  8. Taxes

    Understanding Write-Offs

    Write-off has different meanings depending on the context in which it is used, but generally refers to a reduction in value due to expense or loss.
  9. Fundamental Analysis

    What is Year-to-Date?

    Year-to-date (YTD) is a term that describes financial results from the beginning of the current year up to the day the financial number is reported.
  10. Economics

    What Does Debit Mean?

    Debit is an accounting term used to refer to the left side of an accounting journal entry. Each debit must be offset by an equal credit entry.
RELATED FAQS
  1. How is a Limited Liability Company (LLC) taxed?

    To generate financial states using grouping schedule codes for trial balances, bookkeeping and double-entry bookkeeping requires ... Read Full Answer >>
  2. Does location matter for taxes when calculating gross sales?

    Tax policies regarding gross sales differ by state and region. Some city jurisdictions, counties and states require a percentage ... Read Full Answer >>
  3. What is the best software for calculating trial balances?

    Trial balance software is used to generate reports comparing the total debits and total credits in a double entry book keeping ... Read Full Answer >>
  4. What's the difference between a trial balance and a balance sheet?

    There are many differences between a trial balance and a balance sheet. For example, a trial balance is an internal report ... Read Full Answer >>
  5. What's the difference between a trial balance and an adjusted trial balance?

    A trial balance is a simple accounting report that gives a picture of a business at periodic intervals, such as monthly or ... Read Full Answer >>
  6. What is the difference between an accrual and an account payable?

    The difference between an accrual and an account payable is that an accrual is an accounting adjustment for revenue that ... Read Full Answer >>

You May Also Like

Hot Definitions
  1. Alligator Spread

    An unprofitable spread that occurs as a result of large commissions charged on the transaction, regardless of favorable market ...
  2. Tiger Cub Economies

    The four Southeast Asian economies of Indonesia, Malaysia, the Philippines and Thailand. Tiger cub economy indicates that ...
  3. Gorilla

    A company that dominates an industry without having a complete monopoly. A gorilla firm has large control of the pricing ...
  4. Elephants
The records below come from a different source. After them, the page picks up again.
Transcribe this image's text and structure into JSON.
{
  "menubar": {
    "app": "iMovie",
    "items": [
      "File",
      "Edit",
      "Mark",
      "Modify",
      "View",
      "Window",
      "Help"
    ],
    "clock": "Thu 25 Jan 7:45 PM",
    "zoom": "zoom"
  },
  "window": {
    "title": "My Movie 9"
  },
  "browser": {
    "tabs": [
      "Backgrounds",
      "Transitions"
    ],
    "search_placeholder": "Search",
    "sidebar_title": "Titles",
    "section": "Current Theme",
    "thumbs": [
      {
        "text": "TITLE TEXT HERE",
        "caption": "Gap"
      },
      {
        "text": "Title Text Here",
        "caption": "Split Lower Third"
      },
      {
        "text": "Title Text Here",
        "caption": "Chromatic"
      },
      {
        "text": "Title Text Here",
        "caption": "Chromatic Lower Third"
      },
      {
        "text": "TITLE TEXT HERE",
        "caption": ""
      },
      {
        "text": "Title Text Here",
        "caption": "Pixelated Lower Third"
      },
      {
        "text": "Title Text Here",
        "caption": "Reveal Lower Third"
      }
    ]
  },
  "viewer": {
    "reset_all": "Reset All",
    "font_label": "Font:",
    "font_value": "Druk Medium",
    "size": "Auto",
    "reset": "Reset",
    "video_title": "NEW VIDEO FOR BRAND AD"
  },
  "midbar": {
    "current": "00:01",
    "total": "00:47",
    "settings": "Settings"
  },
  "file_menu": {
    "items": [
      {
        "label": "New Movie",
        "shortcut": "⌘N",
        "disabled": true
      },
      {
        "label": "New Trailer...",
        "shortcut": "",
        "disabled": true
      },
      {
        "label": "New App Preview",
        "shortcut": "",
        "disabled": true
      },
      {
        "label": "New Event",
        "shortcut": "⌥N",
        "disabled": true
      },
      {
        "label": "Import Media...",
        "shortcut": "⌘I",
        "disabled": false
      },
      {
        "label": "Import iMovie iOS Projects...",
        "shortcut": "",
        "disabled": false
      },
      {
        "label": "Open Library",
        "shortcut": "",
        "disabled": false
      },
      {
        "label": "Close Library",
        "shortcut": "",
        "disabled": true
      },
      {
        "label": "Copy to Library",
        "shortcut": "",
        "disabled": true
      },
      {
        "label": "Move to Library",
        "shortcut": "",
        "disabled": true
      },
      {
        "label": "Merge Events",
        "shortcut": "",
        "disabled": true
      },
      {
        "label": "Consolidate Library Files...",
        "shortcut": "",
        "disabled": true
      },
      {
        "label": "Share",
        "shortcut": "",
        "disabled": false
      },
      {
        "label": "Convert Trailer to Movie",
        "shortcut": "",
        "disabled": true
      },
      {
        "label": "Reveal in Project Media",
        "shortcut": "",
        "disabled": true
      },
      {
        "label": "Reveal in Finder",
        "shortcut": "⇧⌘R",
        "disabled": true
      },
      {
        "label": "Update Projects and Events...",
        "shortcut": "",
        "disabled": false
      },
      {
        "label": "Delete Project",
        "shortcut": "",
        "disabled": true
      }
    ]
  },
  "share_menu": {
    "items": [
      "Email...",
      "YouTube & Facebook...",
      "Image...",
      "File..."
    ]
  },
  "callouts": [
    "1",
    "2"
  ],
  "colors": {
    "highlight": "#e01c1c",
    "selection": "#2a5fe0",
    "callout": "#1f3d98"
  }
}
    Slang for large institutions that have the funds to make high volumes trades. Due to the large volumes of stock that elephants ...
  5. Widow's Exemption

    In general terms, a widow's exemption refers to the amount that can be deducted from taxable income by a widow, thereby reducing ...
  6. Wedding Warrant

    A warrant that can only be exercised if the host asset, typically a bond or preferred stock, is surrendered. Until the call ...
Trading Center
×

You are using adblocking software

Want access to all of Investopedia? Add us to your “whitelist”
so you'll never miss a feature!